wanderers of Australia, over a wide continent, and the barbarizing influence of dispersion will soon be apparent. The expiration of a single generation will unhinge the intellectual powers and bury the arts and the sciences in oblivion.
To the circumstances therefore in which they are placed, and not to any mental inferiority, are we to attribute the present condition of the native tribes. It is impossible to become acquainted with these children of nature without feeling the most sincere esteem for them and a deep interest in their impending fate. The very virtue which we admire among ourselves, and one for which they are distinguished, that of a retiring and unobtrusive disposition, is spoken of with scorn and contempt as indicating in them a deficiency of intellect—a charge which, originating as it does in gross ignorance, reflects not a little upon the intellect of those by whom it is uttered. In no point of view are they inferior, and in many respects they are superior, to those of the same grade with themselves in civilized life. The only thing that would in the least justify the epithet of "savage," so liberally bestowed upon them in its worst sense by those who are entirely ignorant of their manners and disposition, is the charge brought against them on some occasions, of repeatedly thrusting their spears into the body of the slain. But their character will not suffer in the estimation of impartial judges even on this point, if compared with that of the far famed warriors of Greece at the siege of Troy. The testimony of Homer is decisive of the question:—
Οὐδ' ἄρα οἵ τις ἁνουτητί γε παρέστη.
Ὥδε δέ τις εἴπεσκεν, ἰδὼν ἐς πλησίον ἄλλον
Ὥ πόποι, ἤ μάλα δὴ μαλακώτερος ἀμφαφάασθαι
Ἕκτωρ, ἤ ὅτε νῆασ ἐνέπρησεν πυρὶ κηλέῳ.
Ὤς ἄρα τις εἴπεσκε, καὶ ουτῆσασκε πᾶρασάς.
One Grecian of them all to pierce the slain;
And to his fellow thus the soldier spake:
"Ye Gods! how much more patient, of the touch
Is Hector now, than when he fired the fleet!"
Thus they would speak, then give him each a stab.
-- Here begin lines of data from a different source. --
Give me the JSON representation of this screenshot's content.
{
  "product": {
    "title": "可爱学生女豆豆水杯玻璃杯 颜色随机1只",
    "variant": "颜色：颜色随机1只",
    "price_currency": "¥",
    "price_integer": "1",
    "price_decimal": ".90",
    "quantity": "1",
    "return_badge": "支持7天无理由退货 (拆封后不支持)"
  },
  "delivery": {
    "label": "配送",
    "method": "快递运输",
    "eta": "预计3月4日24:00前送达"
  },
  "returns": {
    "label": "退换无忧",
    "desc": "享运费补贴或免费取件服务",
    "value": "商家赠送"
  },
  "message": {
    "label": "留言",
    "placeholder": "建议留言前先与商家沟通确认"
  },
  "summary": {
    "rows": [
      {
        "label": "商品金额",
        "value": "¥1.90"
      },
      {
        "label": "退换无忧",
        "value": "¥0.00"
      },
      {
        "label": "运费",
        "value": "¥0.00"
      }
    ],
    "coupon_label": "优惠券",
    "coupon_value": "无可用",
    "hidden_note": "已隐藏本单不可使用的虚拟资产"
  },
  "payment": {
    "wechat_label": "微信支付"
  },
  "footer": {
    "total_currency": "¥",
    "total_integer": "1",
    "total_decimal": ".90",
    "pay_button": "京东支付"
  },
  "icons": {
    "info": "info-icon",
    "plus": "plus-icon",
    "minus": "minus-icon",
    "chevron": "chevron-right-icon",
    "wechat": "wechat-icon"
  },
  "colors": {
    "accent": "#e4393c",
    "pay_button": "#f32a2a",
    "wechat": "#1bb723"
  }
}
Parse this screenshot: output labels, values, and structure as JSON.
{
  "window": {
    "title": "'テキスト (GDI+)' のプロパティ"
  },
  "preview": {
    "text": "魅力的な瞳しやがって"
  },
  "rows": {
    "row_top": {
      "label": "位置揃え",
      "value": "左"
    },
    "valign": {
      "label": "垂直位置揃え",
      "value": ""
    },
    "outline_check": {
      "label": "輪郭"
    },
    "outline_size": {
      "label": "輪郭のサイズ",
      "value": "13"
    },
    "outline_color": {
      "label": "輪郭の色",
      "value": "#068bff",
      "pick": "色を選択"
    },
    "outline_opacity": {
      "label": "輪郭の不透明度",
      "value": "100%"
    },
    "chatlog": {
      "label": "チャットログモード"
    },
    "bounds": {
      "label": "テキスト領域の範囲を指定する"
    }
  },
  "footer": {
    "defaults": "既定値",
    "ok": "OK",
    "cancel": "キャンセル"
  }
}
This however I believe is never practised by the Australians excepting after great provocation. Even then it is merely the consequence of momentary excitement, when, taking life for life, they intend not to wound but to kill an enemy; and such conduct is certainly not more savage than that of the British—I will not say in the use of the bayonet in the field, but—in hanging their prisoners, or coolly and deliberately tying them to an iron bolt and riddling them with bullets—the certain doom of every Aborigine who dares to resist the invasion of his country.